Every year at Eater Seattle we end up writing a diary of the city’s dining scene. The exciting new arrivals, the sudden closures, the even more sudden deaths. And there were more than a few of those sorts of transitions this year. A number of national chains — including Dave’s Hot Chicken and Voodoo Doughnut — have expanded into the Seattle, while the increased difficulties of running a business due to inflation and labor shortages have seen many restaurants close. And as the culinary scene changed, for better or worse, you were eager to read about it.
Here in ascending order are the 10 most-read stories on Eater Seattle of 2023:
The news that the famed seafood market was closing in September was shocking, but not surprising on closer examination. Owner Harry Yoshimura told Eater Seattle that COVID-19 aftershocks and labor shortages were making it harder to operate, and recent shootings and other crime in the area made him nervous as well. And at 80, Yoshimura was thinking about retiring anyway. Still, Mutual Fish’s departure is a blow to anyone who needs a good piece of fish.
If you’ve been to a pro sports event you’ve probably seen the spread of Amazon’s “Just Walk Out” technology, which allows customers to, uh, just walk out with items off the shelves, no cash register transactions required. In August, Downtown Spirits became the first liquor store to adopt the tech, which owner Marques Warren told Eater Seattle has the advantage of deterring shoplifters, since you have to tap your way through a turnstile to access the sales floor.
Wow, you folks sure love Milk Bar, huh? The cake truffle and cereal milk ice cream merchant made waves when it opened its first Washington State location at the Nordstrom at the Bellevue Square mall.
...But not even Milk Bar has the hype of Jollibee. The Filipino chain — famous for its fried chicken and banana ketchup–topped spaghetti —generated excitement just by teasing its future location at the Rainier Valley Square mall this October. It’s not projected to open until late 2024, so until then Seattleites will have to travel to Tacoma or Tukwila to get their fix.

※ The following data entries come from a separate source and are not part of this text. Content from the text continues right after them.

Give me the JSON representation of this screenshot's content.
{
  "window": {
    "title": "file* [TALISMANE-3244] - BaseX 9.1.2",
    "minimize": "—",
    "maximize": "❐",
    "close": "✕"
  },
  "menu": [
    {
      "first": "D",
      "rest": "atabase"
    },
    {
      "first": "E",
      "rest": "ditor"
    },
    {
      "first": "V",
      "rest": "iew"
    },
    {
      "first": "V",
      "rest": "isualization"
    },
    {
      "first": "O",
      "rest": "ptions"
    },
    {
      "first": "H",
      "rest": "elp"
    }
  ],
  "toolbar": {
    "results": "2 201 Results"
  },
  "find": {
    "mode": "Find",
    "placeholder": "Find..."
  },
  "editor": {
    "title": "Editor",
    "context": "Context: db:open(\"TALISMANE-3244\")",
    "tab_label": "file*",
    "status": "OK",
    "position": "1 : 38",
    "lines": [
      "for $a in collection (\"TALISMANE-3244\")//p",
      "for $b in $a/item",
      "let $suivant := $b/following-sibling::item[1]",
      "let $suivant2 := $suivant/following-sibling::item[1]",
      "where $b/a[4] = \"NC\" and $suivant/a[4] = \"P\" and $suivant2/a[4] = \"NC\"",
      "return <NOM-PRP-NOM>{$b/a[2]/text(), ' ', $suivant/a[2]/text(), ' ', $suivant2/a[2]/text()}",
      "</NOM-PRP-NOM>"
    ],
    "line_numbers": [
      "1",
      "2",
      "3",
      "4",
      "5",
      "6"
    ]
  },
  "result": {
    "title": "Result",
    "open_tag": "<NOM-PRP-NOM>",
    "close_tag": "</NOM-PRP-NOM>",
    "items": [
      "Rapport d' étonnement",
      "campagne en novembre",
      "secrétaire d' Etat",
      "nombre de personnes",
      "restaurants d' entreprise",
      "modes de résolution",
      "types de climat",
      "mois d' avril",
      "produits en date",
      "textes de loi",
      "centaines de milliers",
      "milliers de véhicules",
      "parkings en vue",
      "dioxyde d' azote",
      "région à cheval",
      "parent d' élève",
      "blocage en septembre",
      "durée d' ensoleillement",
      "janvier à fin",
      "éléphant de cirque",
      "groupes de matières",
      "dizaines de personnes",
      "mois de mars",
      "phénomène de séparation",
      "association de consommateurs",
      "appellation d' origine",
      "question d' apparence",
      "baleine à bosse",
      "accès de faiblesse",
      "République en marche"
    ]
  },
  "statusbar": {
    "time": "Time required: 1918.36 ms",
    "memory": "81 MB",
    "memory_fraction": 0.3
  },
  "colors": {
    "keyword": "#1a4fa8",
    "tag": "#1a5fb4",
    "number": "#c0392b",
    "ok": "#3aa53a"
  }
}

A lot of bars work to cultivate an air of mystery and mystique, but (unnamed) has a built-in advantage: The cocktail bar sits inside the Ruins, a Queen Anne event space that used to be the playground of Joe McDonnal and Virginia Wyman, who ran a lavish supper club in the 1990s there. Which explains the elephant, sort of.
More Bellevue opening news. This time the newsmaker is a major supermarket chain that has literally big plans for its first U.S. location, slated to open next year. The store will be 76,000 square feet, and as we wrote in June, “Uwajimaya is 60,000 square feet, so picture an Uwajimaya with a quarter of an Uwajimaya attached to it, then another little bit of Uwajimaya.”
In a tangled tale of globalization, French “tacos,” a fast food innovation first pioneered by North African immigrants in the suburbs of Lyon, have now arrived in Seattle via Canadian chain Brick’N’Cheese. This is drinking food, a mass of meat and cheese and fries wrapped in a flour tortilla and grilled like a panini — you can see why so many people wanted to read about it.
Thankfully, this headline is no longer true: As of this month, Moto Pizza began accepting walkups at all three of its locations. But back in April, getting your hands on one of Moto’s Filipino-inflected, Detroit-style pies required ordering your pizza months in advance. Or you could have done what one customer did, and buy a reservation off Reddit for $40.
The Pike Place Market Preservation and Development Authority (PDA), the entity that governs Seattle’s most popular tourist attraction, is apparently a fierce defender of its trademark,. In September, the PDA sued Pike Place Fish Market, one of the market’s most famous tenants, for using the words “Pike Place” in non-market contexts, which the PDA argues amounts to trademark infringement. The suit is ongoing.
The April death of Rachel Marshall was one of the year’s most tragic pieces of news. Marshall owned several bars and restaurants but will likely be most remembered for her eponymous ginger beer, which she built into a major local brand. What wasn’t included in the initial coverage of the 42-year-old’s passing was the cause of death, which the family later clarified in a statement. Marshall “drank too much for too long, and her liver stopped functioning,” the statement said, adding that the problem had begun during the pandemic lockdown. “Drinking went from a social, celebratory ritual to a coping mechanism, and one day alcohol gained the upper hand. Covid faded but the drinking didn’t, and this became its own source of depression, and this was the spiral she was caught in when she died.”